╭──

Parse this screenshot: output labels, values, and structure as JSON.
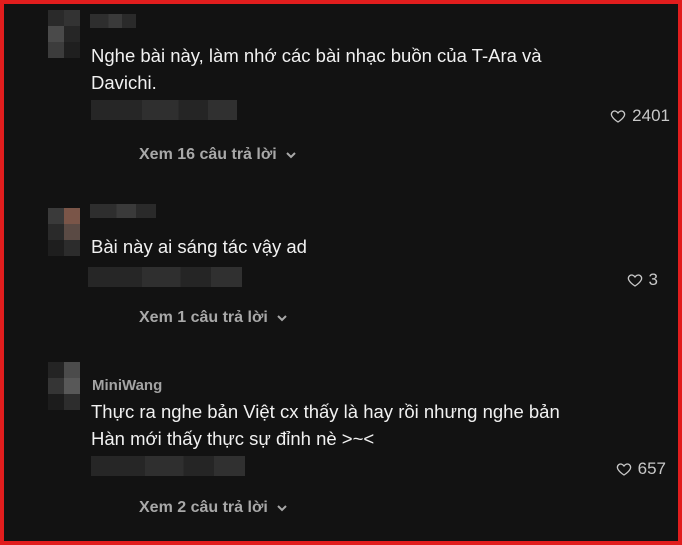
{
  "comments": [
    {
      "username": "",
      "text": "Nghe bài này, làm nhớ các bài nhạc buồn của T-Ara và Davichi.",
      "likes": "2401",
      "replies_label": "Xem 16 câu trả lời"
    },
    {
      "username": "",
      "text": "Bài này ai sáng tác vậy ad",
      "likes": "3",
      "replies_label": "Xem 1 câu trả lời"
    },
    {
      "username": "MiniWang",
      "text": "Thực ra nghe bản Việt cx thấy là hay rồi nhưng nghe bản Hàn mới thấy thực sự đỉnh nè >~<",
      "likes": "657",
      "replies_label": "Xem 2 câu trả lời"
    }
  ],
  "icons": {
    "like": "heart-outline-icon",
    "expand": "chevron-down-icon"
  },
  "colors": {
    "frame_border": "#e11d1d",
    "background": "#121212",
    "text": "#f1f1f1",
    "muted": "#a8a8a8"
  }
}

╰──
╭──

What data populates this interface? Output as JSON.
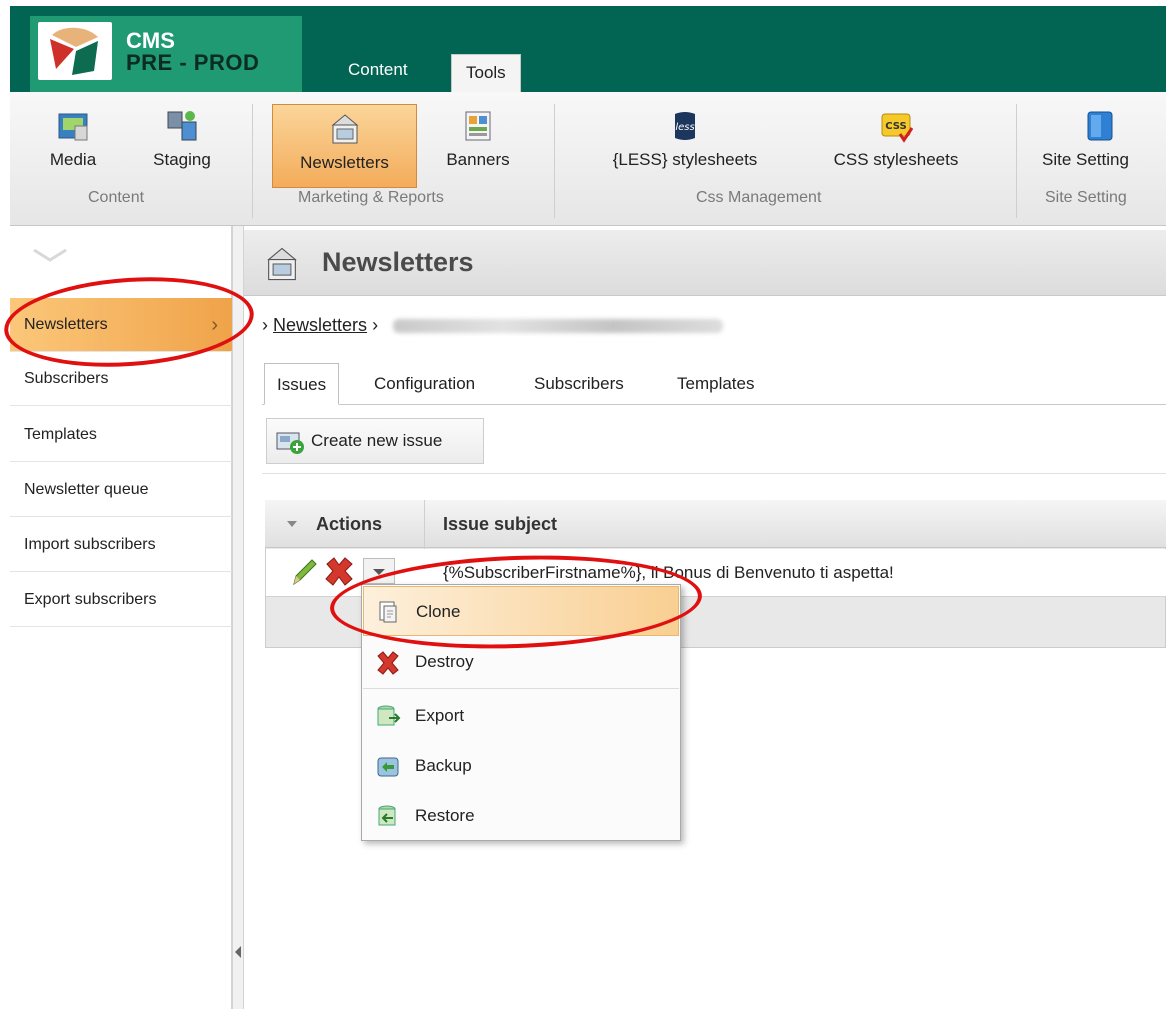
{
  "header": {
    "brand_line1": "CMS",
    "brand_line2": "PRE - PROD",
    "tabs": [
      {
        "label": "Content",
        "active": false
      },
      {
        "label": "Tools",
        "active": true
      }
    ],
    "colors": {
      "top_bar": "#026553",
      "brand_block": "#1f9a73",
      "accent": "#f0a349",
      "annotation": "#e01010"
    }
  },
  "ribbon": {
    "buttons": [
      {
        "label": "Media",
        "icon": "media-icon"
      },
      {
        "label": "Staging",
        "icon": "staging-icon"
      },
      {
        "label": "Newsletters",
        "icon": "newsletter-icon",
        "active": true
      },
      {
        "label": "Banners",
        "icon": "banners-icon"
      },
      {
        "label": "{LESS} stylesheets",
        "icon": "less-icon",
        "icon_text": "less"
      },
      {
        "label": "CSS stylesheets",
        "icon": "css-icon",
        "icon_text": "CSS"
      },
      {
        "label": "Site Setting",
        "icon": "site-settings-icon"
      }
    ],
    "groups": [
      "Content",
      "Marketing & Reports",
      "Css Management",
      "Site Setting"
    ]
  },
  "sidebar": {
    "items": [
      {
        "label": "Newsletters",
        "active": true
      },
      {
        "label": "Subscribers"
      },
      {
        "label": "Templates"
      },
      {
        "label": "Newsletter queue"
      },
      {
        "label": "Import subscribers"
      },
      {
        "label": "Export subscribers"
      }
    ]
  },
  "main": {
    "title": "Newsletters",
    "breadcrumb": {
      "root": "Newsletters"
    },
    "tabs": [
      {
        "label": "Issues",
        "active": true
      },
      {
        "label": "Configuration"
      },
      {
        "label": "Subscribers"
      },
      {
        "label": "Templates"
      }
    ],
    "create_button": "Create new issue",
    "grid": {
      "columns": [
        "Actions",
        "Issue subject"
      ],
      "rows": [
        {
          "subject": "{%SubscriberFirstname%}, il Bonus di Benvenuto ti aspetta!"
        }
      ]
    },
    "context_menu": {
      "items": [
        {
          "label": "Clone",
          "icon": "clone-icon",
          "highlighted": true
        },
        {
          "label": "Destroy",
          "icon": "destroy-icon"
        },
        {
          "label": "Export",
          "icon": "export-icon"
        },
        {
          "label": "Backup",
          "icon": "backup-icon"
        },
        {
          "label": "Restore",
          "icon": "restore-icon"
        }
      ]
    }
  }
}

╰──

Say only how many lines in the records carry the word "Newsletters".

4